[GIVEN RECORDS Boundary: Start]

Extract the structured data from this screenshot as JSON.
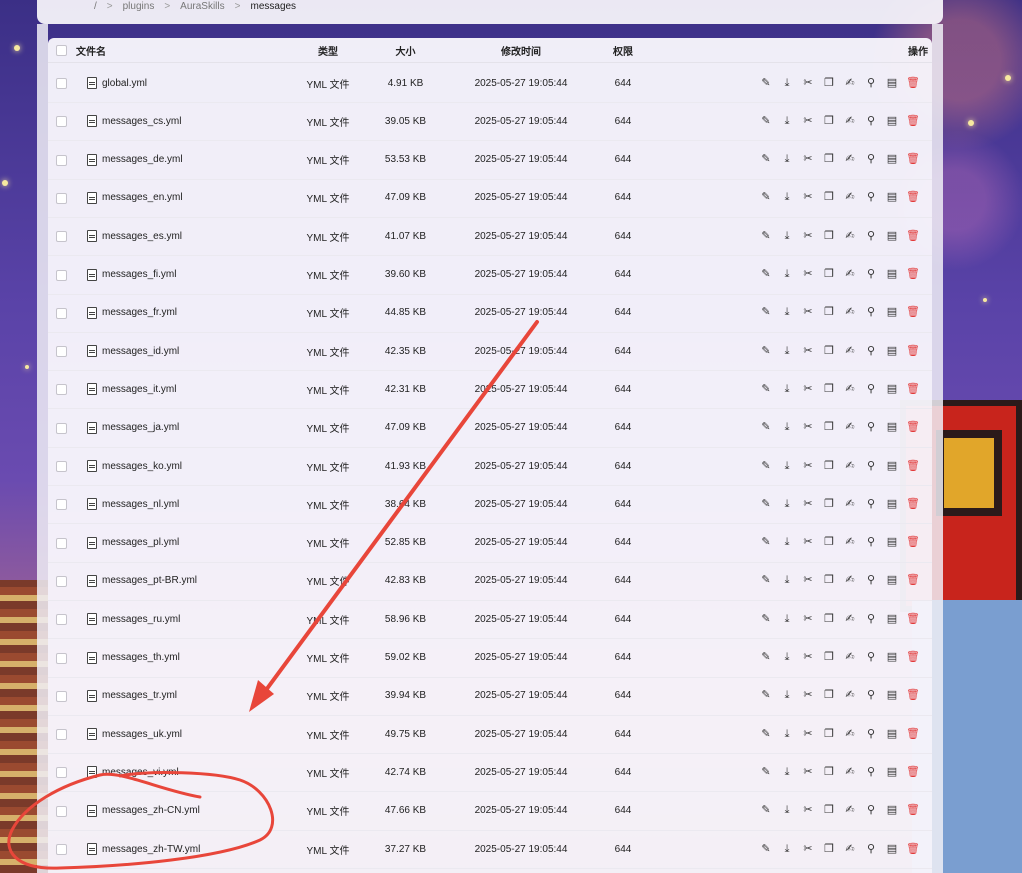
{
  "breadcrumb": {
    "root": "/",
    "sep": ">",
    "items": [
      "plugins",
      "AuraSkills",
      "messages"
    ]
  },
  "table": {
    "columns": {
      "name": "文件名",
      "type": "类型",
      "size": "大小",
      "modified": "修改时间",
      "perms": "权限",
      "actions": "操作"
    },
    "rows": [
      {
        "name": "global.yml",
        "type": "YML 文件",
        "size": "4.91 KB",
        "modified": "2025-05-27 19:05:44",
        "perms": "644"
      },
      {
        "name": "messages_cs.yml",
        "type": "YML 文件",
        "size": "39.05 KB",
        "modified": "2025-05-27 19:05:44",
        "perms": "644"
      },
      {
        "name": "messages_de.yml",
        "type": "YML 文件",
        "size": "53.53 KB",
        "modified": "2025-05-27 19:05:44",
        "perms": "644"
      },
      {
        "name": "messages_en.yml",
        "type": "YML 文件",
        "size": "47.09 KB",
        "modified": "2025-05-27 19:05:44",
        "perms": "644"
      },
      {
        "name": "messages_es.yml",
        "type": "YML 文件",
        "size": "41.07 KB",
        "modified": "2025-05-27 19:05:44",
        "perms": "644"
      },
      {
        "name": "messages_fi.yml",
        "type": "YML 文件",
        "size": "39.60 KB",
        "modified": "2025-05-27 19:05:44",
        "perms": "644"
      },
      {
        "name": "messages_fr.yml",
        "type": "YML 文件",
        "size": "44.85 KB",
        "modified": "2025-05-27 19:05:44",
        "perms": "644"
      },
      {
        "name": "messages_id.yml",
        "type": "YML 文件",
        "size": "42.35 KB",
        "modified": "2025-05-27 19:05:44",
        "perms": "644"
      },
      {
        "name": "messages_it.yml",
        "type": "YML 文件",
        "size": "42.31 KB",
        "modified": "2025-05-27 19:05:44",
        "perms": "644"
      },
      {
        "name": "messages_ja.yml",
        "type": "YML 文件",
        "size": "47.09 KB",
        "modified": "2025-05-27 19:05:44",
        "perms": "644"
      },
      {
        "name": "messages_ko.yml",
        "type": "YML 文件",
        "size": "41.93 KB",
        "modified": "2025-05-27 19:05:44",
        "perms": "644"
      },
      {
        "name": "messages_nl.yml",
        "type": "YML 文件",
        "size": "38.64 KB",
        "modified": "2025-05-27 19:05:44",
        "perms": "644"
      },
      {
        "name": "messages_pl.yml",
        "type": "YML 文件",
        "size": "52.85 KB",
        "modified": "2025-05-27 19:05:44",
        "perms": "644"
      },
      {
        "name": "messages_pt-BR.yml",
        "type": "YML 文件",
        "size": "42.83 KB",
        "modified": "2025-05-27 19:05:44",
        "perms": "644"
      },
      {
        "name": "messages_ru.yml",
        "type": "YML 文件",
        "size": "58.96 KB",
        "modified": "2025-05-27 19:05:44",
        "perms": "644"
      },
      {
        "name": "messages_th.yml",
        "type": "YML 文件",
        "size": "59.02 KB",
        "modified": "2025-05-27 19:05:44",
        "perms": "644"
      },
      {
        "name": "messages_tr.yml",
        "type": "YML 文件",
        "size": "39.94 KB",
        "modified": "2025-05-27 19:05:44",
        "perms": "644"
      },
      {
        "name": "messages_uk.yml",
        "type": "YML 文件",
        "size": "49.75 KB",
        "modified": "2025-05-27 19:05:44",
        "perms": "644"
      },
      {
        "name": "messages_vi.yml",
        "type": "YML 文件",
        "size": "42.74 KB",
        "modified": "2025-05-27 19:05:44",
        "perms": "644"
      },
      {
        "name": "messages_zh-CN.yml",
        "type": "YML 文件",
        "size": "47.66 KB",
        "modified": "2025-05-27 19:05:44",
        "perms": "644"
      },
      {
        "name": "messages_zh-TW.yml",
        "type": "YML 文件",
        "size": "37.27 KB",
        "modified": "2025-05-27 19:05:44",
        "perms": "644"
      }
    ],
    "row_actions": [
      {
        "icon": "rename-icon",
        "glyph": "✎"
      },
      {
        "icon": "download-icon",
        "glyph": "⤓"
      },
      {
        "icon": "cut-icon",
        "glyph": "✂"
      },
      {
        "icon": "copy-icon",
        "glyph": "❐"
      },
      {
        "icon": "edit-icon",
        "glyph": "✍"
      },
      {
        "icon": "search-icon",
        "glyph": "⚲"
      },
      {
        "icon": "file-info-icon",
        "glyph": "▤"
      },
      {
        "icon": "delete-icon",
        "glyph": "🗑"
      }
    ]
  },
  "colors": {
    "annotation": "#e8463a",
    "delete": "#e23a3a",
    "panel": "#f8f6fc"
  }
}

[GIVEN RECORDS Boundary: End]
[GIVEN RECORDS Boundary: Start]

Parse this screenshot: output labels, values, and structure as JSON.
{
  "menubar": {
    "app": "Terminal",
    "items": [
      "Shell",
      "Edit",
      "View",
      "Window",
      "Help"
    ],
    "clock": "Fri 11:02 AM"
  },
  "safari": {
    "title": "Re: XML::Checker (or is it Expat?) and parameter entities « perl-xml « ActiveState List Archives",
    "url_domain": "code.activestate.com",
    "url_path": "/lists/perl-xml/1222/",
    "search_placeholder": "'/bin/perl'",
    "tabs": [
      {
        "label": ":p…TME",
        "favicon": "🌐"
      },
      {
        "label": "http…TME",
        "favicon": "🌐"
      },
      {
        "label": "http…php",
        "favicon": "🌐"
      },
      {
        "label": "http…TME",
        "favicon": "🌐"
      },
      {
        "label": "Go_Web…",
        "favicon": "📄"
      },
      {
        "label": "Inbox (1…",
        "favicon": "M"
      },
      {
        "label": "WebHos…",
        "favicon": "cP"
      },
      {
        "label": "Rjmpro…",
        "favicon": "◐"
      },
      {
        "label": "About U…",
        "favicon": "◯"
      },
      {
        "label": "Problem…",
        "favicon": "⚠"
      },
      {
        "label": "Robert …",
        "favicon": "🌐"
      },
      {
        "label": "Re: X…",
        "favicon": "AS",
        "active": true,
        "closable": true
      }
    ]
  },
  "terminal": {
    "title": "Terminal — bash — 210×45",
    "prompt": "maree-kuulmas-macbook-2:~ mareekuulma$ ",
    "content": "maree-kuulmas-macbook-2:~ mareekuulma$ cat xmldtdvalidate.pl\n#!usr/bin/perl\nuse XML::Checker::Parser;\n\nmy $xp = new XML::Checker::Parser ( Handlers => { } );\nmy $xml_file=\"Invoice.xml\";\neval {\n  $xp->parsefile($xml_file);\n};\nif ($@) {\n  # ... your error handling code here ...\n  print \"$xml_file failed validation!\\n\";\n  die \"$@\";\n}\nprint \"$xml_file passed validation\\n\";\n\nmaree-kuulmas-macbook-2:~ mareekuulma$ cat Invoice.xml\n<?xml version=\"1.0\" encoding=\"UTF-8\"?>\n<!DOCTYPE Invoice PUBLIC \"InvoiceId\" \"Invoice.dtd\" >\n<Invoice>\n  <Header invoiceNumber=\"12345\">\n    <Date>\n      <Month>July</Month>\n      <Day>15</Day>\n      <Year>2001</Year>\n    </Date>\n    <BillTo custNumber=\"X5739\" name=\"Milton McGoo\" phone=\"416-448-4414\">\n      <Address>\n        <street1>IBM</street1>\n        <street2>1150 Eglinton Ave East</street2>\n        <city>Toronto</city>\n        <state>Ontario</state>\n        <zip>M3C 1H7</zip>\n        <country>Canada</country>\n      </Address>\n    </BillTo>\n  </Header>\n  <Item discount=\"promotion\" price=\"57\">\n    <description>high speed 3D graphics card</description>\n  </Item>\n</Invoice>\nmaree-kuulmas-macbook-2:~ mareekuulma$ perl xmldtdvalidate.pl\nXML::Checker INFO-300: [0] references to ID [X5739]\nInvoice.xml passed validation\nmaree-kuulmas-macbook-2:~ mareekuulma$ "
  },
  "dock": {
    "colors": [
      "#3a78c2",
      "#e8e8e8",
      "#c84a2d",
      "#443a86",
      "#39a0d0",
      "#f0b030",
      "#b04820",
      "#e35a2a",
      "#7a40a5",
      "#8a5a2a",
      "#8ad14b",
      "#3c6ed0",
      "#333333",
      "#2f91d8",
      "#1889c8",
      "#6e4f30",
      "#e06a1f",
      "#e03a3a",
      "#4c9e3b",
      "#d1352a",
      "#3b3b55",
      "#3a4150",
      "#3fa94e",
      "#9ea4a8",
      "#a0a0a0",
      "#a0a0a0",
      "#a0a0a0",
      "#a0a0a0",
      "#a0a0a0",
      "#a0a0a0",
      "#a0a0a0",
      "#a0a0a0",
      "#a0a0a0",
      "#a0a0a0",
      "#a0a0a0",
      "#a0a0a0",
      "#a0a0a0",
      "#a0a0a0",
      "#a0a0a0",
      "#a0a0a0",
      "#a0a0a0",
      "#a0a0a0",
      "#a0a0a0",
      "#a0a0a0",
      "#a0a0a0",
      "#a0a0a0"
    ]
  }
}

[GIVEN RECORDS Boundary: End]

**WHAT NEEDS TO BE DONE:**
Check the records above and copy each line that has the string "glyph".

**RESPONSE:**
        "glyph": "✎"
        "glyph": "⤓"
        "glyph": "✂"
        "glyph": "❐"
        "glyph": "✍"
        "glyph": "⚲"
        "glyph": "▤"
        "glyph": "🗑"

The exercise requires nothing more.